** Problem to work on **
Show all lines from the data that include the word "this".
(Records to use begins)
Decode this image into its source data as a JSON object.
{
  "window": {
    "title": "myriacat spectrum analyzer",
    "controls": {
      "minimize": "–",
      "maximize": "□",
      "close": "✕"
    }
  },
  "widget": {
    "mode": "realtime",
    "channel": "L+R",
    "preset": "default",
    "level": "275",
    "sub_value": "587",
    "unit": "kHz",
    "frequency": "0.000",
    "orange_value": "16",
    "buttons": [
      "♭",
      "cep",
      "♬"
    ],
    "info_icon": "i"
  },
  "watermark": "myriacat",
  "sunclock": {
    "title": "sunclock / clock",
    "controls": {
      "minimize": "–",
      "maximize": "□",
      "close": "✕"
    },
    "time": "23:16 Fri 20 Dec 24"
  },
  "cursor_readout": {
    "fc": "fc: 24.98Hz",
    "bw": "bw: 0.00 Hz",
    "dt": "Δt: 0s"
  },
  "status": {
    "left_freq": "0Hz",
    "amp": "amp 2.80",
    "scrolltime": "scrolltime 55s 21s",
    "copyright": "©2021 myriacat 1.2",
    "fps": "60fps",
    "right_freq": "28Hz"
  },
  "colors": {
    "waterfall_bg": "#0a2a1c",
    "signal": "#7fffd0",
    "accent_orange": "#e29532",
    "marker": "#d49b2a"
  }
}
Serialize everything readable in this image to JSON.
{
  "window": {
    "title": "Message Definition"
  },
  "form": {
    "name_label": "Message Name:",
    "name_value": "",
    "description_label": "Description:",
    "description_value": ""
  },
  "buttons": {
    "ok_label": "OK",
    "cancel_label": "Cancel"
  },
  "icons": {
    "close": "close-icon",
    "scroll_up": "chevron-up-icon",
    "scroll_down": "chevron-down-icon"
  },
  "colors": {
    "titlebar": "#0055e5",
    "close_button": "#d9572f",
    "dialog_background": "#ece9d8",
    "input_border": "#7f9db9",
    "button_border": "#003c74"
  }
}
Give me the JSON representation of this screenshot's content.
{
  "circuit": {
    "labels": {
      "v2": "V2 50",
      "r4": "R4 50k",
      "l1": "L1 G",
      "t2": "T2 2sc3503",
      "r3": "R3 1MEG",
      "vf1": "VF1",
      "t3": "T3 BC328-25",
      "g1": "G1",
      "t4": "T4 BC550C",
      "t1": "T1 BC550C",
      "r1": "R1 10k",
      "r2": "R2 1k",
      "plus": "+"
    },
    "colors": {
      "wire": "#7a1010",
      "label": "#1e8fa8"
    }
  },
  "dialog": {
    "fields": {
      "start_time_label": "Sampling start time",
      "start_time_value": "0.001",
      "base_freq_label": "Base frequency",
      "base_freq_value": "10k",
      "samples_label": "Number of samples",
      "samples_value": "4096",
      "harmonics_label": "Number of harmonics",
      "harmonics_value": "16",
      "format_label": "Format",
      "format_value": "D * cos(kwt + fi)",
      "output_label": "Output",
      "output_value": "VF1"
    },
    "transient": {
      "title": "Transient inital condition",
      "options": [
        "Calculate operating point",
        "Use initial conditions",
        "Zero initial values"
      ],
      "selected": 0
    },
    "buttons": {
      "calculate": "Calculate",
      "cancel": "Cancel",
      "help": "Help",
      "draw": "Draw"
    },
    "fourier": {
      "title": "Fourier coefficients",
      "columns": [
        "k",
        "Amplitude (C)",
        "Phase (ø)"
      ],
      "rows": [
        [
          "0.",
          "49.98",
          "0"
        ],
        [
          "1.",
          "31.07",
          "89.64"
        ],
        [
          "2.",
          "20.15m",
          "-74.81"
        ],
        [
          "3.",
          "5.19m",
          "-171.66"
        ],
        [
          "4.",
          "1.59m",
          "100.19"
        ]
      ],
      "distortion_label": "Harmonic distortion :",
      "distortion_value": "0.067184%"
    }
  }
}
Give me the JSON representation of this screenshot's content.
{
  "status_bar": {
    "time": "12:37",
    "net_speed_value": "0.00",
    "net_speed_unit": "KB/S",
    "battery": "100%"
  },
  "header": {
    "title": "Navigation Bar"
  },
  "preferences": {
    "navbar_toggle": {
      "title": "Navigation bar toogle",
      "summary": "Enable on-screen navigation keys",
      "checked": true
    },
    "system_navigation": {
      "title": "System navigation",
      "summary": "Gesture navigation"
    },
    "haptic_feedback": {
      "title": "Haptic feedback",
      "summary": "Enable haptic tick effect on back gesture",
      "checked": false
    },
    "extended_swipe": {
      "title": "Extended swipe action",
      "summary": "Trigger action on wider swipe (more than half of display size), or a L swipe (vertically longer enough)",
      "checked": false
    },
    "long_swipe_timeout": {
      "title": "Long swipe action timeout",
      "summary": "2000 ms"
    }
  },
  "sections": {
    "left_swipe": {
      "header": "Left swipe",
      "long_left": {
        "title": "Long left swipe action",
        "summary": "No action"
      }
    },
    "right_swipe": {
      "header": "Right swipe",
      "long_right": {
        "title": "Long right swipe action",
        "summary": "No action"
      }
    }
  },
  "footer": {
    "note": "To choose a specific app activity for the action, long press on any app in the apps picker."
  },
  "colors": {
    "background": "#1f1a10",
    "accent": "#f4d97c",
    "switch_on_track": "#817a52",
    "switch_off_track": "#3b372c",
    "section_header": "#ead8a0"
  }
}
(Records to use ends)
** Exercise answer **
Decode this image into its source data as a JSON object.
Serialize everything readable in this image to JSON.
Give me the JSON representation of this screenshot's content.
Give me the JSON representation of this screenshot's content.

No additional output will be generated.